A conference, a cafeteria, and a lot of humidity... Indy.

A conference, a cafeteria, and a lot of humidity... Indy.

I just got home from Midwest Weaver's Conference which was at Butler University in Indianapolis this year. I have not taught at MWC before but found that it is one of the teacher's favorites. And for good reason. The students were bright, motivated, and self-starters.

(Spoiler alert for ANWG* students next week!) The pre-conference class I taught was Predicting the Unpredictable: Color in Tapestry. This is my color theory class and we start out talking about value. Value is the relative lightness/darkness of a hue when compared to the grayscale. It is incredibly important in art design and I find that many weavers don't understand it well at all. So one of the first things we do is rearrange the yarn table by value. This has an added benefit for me: I don't have to organize the yarn when I pull it out of the suitcase.

Silkworms!

Silkworms!

I've read a bit about silkworms... and silk. It is a subject that could engross one for a lifetime I believe. Heather Winslow's pre-conference class at Midwest Weaver's Conference this year was about silk and one of her students raises silkworms. And she brought some to class! My classroom was just down the hall so I made a pest of myself and went to look.

Have loom, will travel OR love notes from TSA

Have loom, will travel OR love notes from TSA

So you're headed for a week-long vacation in the sun and you decide to pack your little pipe loom for some beach-side weaving. Then moments before you head out the door, you pull the loom out, afraid TSA will think it is a bomb... 

Have you been there?

I have flown a lot in the US and have never had weaving equipment taken away from me. I have, however, had my bags searched repeatedly. I get love notes from TSA almost every trip. I chalk it up to the combination of metal looms and electronics. And for the record, I am glad they are checking. Aren't you?

Marginalia: the tapestries of Sarah Swett

Marginalia: the tapestries of Sarah Swett

I have been enchanted by the tapestry of Sarah Swett for a long time now. And if you've ever met Sarah, you'll have to agree with me that she is pretty enchanting herself. 
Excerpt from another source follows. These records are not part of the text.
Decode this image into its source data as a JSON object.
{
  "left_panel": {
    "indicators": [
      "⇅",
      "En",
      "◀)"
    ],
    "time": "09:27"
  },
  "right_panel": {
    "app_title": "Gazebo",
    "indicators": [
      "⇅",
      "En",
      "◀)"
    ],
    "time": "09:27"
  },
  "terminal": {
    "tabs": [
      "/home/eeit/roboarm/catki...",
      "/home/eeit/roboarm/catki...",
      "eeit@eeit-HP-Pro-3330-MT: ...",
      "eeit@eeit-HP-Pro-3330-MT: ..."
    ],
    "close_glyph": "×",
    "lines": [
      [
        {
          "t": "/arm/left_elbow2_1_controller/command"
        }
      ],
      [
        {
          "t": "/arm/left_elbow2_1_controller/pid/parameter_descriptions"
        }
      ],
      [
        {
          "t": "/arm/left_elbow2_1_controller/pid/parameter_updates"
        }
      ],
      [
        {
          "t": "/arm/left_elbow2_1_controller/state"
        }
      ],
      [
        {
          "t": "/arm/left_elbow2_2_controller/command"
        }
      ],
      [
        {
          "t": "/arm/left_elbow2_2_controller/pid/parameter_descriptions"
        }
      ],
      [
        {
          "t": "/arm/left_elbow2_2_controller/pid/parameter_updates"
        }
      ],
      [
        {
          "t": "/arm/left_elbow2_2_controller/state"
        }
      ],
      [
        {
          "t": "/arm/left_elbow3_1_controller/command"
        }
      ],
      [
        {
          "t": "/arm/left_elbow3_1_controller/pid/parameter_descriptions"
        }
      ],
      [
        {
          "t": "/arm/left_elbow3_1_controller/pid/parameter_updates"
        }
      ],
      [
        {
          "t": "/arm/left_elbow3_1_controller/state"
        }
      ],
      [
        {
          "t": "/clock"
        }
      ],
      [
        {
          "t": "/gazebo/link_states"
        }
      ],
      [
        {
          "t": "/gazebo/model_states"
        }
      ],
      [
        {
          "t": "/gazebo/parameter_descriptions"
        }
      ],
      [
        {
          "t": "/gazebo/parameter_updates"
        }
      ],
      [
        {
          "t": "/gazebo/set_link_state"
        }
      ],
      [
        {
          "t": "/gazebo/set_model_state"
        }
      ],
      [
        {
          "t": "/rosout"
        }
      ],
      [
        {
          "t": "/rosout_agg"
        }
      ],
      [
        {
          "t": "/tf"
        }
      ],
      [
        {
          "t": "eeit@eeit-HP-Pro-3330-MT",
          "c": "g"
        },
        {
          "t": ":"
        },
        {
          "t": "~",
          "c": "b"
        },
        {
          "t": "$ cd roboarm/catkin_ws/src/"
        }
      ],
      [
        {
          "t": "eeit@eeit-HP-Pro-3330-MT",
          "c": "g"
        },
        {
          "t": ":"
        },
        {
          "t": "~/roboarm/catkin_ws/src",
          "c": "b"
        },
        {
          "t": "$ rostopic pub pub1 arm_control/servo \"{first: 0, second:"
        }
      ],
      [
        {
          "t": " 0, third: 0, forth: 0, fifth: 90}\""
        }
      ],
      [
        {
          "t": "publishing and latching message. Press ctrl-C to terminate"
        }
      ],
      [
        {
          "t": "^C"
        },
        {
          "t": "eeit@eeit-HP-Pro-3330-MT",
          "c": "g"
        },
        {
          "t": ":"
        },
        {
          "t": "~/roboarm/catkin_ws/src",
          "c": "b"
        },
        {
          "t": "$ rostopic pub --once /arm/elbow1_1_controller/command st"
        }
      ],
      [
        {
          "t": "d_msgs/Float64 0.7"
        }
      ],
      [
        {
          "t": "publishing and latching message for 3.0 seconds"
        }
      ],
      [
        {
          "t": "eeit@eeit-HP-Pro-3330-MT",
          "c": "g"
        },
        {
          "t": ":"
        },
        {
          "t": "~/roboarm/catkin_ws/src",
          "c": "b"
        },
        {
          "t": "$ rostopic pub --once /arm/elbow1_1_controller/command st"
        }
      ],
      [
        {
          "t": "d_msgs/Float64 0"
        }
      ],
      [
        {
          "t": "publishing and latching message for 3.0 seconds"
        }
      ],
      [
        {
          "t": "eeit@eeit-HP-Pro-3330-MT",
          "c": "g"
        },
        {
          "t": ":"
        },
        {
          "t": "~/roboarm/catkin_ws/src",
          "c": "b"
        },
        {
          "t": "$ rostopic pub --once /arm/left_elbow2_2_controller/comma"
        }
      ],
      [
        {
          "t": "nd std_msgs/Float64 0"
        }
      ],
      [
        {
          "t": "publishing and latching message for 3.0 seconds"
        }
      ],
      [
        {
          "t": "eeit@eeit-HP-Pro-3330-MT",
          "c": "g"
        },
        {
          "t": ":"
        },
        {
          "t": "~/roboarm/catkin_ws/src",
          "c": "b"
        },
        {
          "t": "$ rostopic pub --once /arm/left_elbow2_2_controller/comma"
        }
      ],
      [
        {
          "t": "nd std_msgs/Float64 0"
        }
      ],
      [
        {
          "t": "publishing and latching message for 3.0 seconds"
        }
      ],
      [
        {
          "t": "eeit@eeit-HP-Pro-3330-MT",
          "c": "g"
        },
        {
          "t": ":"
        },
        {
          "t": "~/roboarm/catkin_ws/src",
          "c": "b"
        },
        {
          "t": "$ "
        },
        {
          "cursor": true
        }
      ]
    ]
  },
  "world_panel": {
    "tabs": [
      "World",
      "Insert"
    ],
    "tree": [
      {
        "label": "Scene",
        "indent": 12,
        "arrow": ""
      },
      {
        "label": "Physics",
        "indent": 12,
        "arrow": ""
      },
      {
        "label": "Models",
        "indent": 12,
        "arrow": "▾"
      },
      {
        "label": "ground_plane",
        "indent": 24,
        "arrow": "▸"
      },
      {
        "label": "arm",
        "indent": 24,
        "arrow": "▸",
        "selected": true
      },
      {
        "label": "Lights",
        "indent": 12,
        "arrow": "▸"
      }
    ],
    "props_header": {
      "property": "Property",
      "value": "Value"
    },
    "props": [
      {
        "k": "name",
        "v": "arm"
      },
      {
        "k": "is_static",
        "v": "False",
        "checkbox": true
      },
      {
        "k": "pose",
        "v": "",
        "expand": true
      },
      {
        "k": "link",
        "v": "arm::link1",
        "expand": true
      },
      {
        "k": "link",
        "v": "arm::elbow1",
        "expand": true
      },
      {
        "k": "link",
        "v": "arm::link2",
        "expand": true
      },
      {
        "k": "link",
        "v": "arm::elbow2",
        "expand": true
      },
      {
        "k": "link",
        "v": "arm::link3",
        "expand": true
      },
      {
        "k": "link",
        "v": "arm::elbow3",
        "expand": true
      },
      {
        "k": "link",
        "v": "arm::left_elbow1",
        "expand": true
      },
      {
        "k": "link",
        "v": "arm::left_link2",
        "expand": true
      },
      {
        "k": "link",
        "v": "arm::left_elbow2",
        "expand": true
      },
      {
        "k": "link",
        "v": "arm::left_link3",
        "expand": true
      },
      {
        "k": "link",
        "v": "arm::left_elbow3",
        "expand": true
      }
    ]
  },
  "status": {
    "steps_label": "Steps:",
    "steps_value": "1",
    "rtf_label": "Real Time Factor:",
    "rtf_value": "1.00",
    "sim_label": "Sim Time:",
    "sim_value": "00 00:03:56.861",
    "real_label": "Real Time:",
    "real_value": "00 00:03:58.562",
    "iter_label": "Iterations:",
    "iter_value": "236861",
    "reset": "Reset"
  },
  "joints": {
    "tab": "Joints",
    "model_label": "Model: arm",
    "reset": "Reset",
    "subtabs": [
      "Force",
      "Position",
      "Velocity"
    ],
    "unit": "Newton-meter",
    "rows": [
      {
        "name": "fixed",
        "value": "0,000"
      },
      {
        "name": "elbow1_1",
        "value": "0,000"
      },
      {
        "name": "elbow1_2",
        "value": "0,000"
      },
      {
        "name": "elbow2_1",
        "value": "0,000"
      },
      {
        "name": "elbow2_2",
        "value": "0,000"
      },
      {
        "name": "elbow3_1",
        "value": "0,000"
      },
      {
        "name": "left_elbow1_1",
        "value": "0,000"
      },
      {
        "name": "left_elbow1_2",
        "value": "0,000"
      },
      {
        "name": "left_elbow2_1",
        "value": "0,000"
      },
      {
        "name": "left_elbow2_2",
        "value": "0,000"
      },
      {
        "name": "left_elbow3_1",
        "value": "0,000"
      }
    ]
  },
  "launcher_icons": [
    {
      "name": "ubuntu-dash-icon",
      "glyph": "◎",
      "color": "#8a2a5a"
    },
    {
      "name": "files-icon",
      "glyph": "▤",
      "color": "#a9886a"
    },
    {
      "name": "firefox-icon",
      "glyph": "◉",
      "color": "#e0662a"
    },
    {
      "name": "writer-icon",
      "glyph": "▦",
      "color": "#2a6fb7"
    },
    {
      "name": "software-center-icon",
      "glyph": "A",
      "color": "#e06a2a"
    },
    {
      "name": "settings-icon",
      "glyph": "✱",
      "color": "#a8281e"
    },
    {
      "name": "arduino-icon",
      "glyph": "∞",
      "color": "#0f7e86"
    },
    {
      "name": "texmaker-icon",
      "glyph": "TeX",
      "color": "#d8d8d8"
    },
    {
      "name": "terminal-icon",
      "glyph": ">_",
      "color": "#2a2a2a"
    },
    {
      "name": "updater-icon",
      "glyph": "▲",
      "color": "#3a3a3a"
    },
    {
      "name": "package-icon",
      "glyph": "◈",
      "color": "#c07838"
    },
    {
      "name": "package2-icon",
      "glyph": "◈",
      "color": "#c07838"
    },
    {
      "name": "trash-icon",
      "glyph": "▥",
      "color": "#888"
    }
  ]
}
I was able to go see her new show at the Pacific Northwest Quilt and Fiber Arts Museum in La Conner, Washington last week. This is most likely the last time she'll be exhibiting her Rough Copy series all together and absolutely it is a sight not to be missed.